Wednesday, August 4, 2010

The Eastern Orthodox Catholic Church in America

I’ve been trying to research the Eastern Orthodox tradition to write a convincing article about a small movement to build a Maronite place of worship in Baton Rouge, La. I have not found much information other than what has recently been encouraged and said by Pope Benedict XVI.

He said in his June visit to the Maronite Church of Cyprus, “Together with Christians throughout the world, we are part of that great temple which is the Mystical Body of Christ. Our spiritual worship, offered in many tongues, in many places and in a beautiful variety of liturgies, is an expression of the one voice of the People of God, united in praise and thanksgiving to him and in enduring communion with each other.”

The Eastern Orthodox Church has a varied history with popular saints such as John Chrysostom out of Antioch and Saint Maron, an ascetic monk who led his followers toward Lebanon establishing the Maronite Church. The area of Syria extends north of Israel and Iraq today and surrounds most of Lebanon. According to history many people were converted to Christianity throughout Syria up until the 7th century when Muslim Turks forced conversion.

Today in Lebanon, where the Maronite Church was founded, all Christians are threatened by a pressing culture that surrounds them. In an interview from 2000, of a Syrian Catholic Bishop, the Bishop speaks of the diaspora of Christians from Lebanon and how they often choose to move to the United States to enjoy a free Christian lifestyle rather than struggle in an overpowering Muslim culture that tries to dominate in a secular state.
This is the main reason why it is important for Roman Catholics to pray for our Eastern Orthodox brethren that remain in unity with the Holy See. As long as there are zealous Christians that teach Truth in the Middle East, then there is the chance for peace.

Father Charbel Jamhoury has come from Beirut to Baton Rouge to help establish an Eastern Orthodox Maronite Catholic Church.
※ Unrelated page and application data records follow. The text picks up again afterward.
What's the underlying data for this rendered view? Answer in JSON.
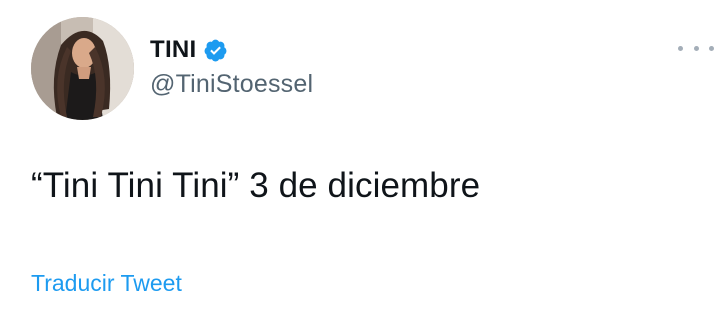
{
  "author": {
    "display_name": "TINI",
    "handle": "@TiniStoessel",
    "verified": true,
    "verified_color": "#1d9bf0",
    "avatar_icon": "profile-photo"
  },
  "menu": {
    "icon": "more-horizontal-icon"
  },
  "tweet": {
    "text": "“Tini Tini Tini” 3 de diciembre",
    "translate_label": "Traducir Tweet"
  },
  "colors": {
    "text_primary": "#0f1419",
    "text_secondary": "#536471",
    "link": "#1d9bf0"
  }
}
His mission is the greater mission of the Church. Pope John Paul II spoke frequently of the brotherhood of Churches and the of the successors of Peter “joined together in a multiplicity of organically united groups.” As Roman Catholics we are called to pray in solidarity with the mission of the Eastern Orthodox Catholic Church and the mission of establishing communities to strengthen Catholics in our American cities too.

Please pray a novena with me for the success of Father Charbel’s goals in Baton Rouge. I found a prayer for church building, funny enough, at an Eastern Christian blog by Father Stephen. Please let it start your prayer each of these nine days.

O Lord our God, whose might upholdeth all creation: Stablish the work of our helpless hands; And make this lowly church a place for the showing of Thy glory; and for all peoples a house of prayer pleasing in Thy sight. We pray Thee: Hear us and have mercy.